=== MATERIAL TO PROCESS ===

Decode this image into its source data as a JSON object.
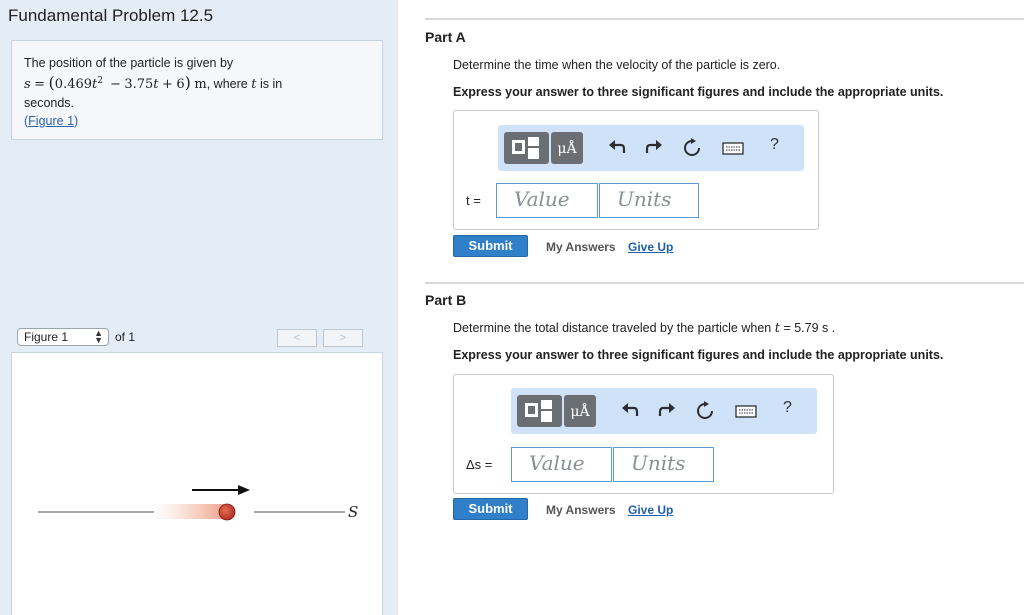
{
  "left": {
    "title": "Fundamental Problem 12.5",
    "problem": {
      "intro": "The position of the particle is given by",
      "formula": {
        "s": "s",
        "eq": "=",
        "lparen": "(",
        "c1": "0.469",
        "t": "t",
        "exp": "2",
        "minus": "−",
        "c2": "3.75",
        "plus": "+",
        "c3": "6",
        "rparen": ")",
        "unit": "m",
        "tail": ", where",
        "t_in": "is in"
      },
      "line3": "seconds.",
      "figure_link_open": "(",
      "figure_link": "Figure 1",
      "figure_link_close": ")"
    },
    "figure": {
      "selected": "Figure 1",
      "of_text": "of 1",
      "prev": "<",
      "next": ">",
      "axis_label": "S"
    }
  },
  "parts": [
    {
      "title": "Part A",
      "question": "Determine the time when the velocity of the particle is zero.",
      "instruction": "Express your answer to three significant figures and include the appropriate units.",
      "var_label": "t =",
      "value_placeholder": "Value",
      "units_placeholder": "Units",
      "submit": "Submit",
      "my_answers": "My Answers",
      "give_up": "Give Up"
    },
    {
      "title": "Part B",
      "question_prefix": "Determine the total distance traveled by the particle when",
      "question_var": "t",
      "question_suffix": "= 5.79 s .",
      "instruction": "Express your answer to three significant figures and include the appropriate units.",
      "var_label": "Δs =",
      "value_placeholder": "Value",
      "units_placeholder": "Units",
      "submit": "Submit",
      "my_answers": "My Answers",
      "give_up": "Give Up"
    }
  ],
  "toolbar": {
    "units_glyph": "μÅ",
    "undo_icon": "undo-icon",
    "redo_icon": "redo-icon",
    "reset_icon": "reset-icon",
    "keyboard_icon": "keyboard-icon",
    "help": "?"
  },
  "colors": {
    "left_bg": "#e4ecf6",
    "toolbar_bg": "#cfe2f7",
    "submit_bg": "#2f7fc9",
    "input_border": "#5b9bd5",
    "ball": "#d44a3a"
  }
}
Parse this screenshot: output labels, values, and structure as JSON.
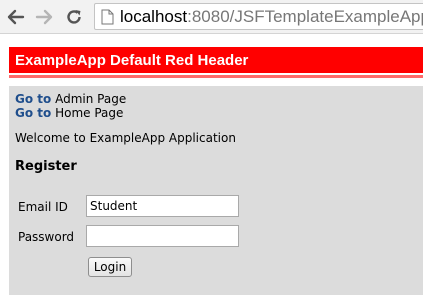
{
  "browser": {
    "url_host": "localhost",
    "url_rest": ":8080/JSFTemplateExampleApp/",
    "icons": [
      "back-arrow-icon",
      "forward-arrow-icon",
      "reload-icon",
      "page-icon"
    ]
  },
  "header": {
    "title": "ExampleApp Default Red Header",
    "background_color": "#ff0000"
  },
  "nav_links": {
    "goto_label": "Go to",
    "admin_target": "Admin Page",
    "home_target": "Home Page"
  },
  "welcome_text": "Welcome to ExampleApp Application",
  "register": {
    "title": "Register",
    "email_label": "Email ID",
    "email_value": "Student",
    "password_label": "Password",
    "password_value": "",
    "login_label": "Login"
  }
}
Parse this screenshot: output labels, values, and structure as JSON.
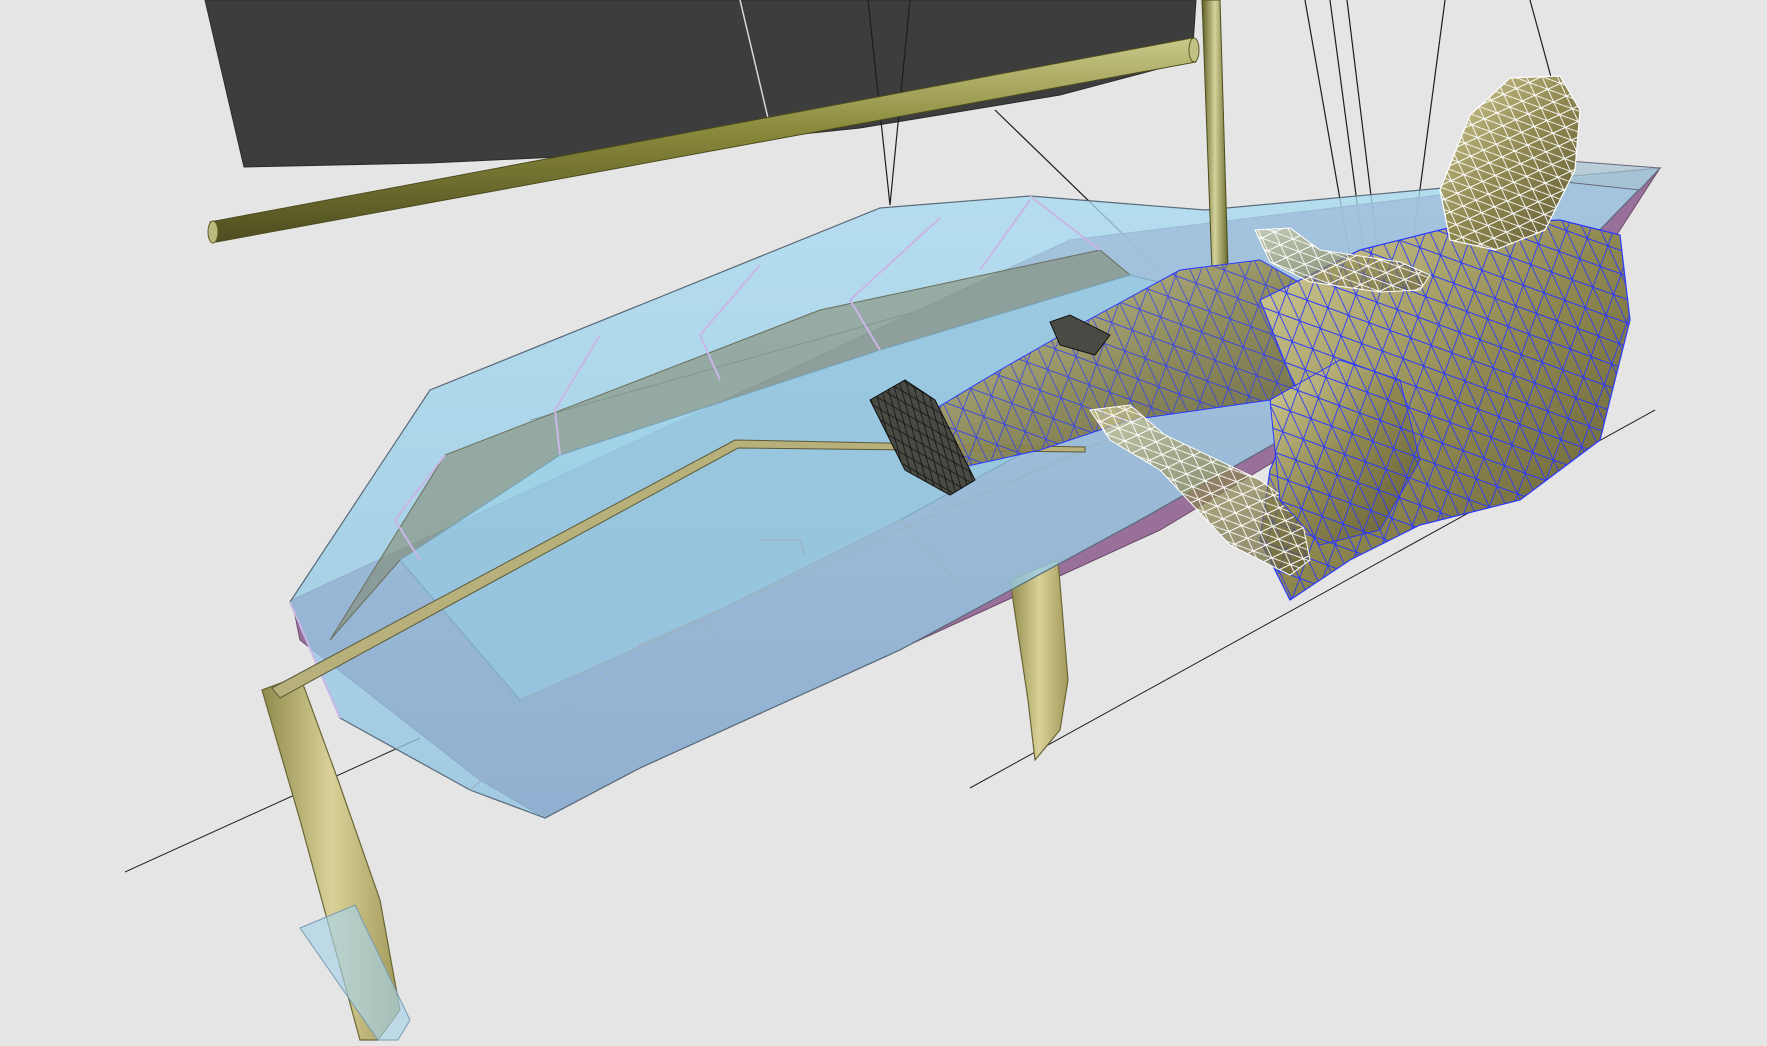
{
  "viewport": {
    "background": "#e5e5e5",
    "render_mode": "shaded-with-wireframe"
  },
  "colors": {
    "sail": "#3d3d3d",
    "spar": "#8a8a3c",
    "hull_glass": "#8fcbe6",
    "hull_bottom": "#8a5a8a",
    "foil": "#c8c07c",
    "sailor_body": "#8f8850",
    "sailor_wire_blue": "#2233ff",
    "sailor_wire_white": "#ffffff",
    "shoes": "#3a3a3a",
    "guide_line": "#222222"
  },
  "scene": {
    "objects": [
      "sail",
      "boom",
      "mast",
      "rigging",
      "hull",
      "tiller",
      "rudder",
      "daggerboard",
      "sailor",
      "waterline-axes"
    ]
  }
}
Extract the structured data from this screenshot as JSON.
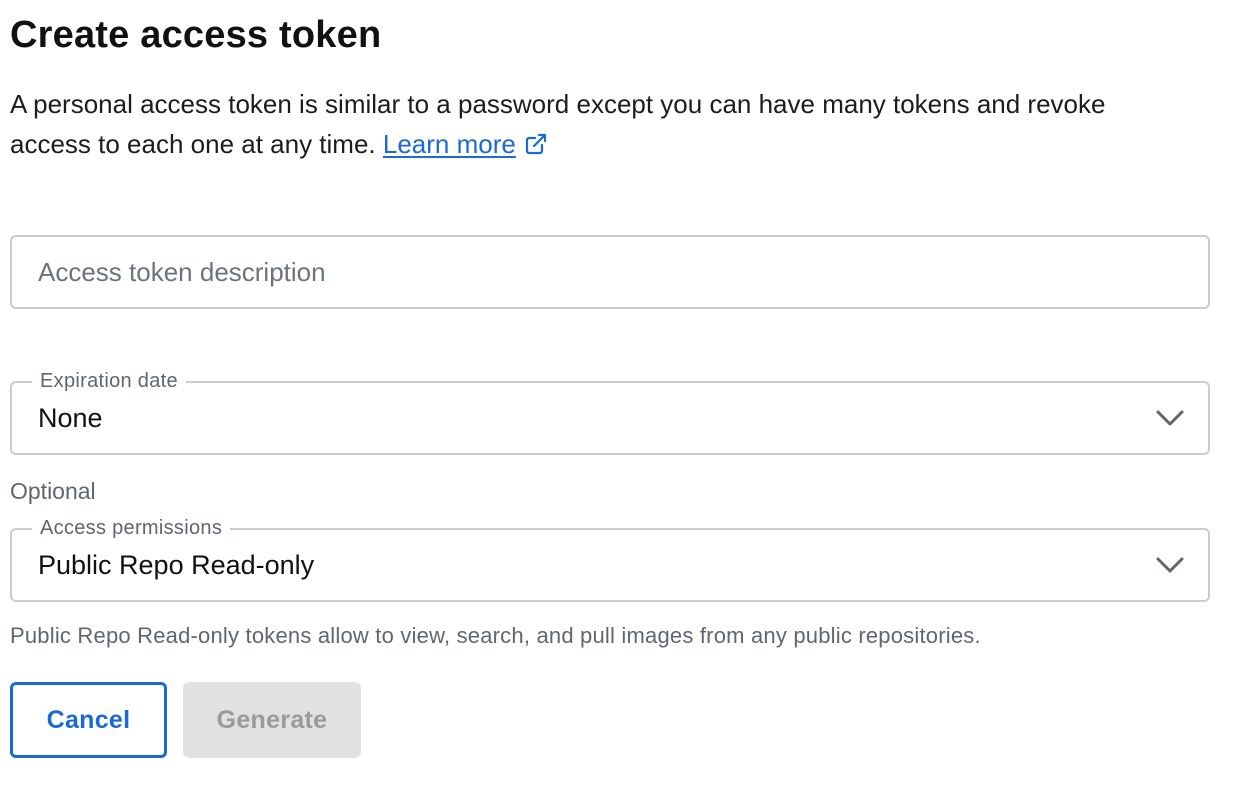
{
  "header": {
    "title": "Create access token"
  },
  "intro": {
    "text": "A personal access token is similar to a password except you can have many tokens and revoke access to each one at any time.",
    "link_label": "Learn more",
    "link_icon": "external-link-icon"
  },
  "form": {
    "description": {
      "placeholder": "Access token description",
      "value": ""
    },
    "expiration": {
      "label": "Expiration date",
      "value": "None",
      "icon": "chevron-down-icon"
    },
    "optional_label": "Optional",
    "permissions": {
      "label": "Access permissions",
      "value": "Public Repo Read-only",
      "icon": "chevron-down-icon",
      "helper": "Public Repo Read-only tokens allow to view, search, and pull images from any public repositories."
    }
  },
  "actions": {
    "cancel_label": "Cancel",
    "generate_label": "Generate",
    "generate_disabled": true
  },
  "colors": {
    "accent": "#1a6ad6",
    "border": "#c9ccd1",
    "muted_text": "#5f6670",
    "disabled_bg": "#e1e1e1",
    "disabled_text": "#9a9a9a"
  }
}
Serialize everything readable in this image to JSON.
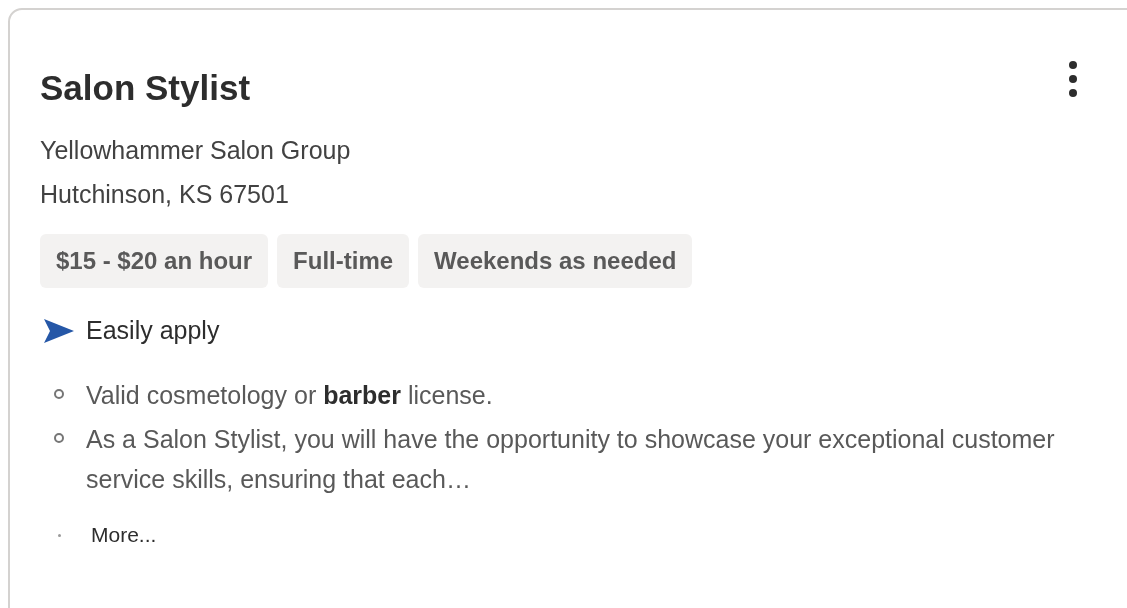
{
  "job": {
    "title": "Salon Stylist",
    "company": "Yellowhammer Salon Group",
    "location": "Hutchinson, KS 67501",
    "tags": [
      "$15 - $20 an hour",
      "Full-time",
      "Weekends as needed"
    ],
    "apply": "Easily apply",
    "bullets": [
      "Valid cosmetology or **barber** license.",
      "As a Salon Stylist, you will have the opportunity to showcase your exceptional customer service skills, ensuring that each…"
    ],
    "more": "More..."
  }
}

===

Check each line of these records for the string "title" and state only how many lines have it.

» WORKED SOLUTION
7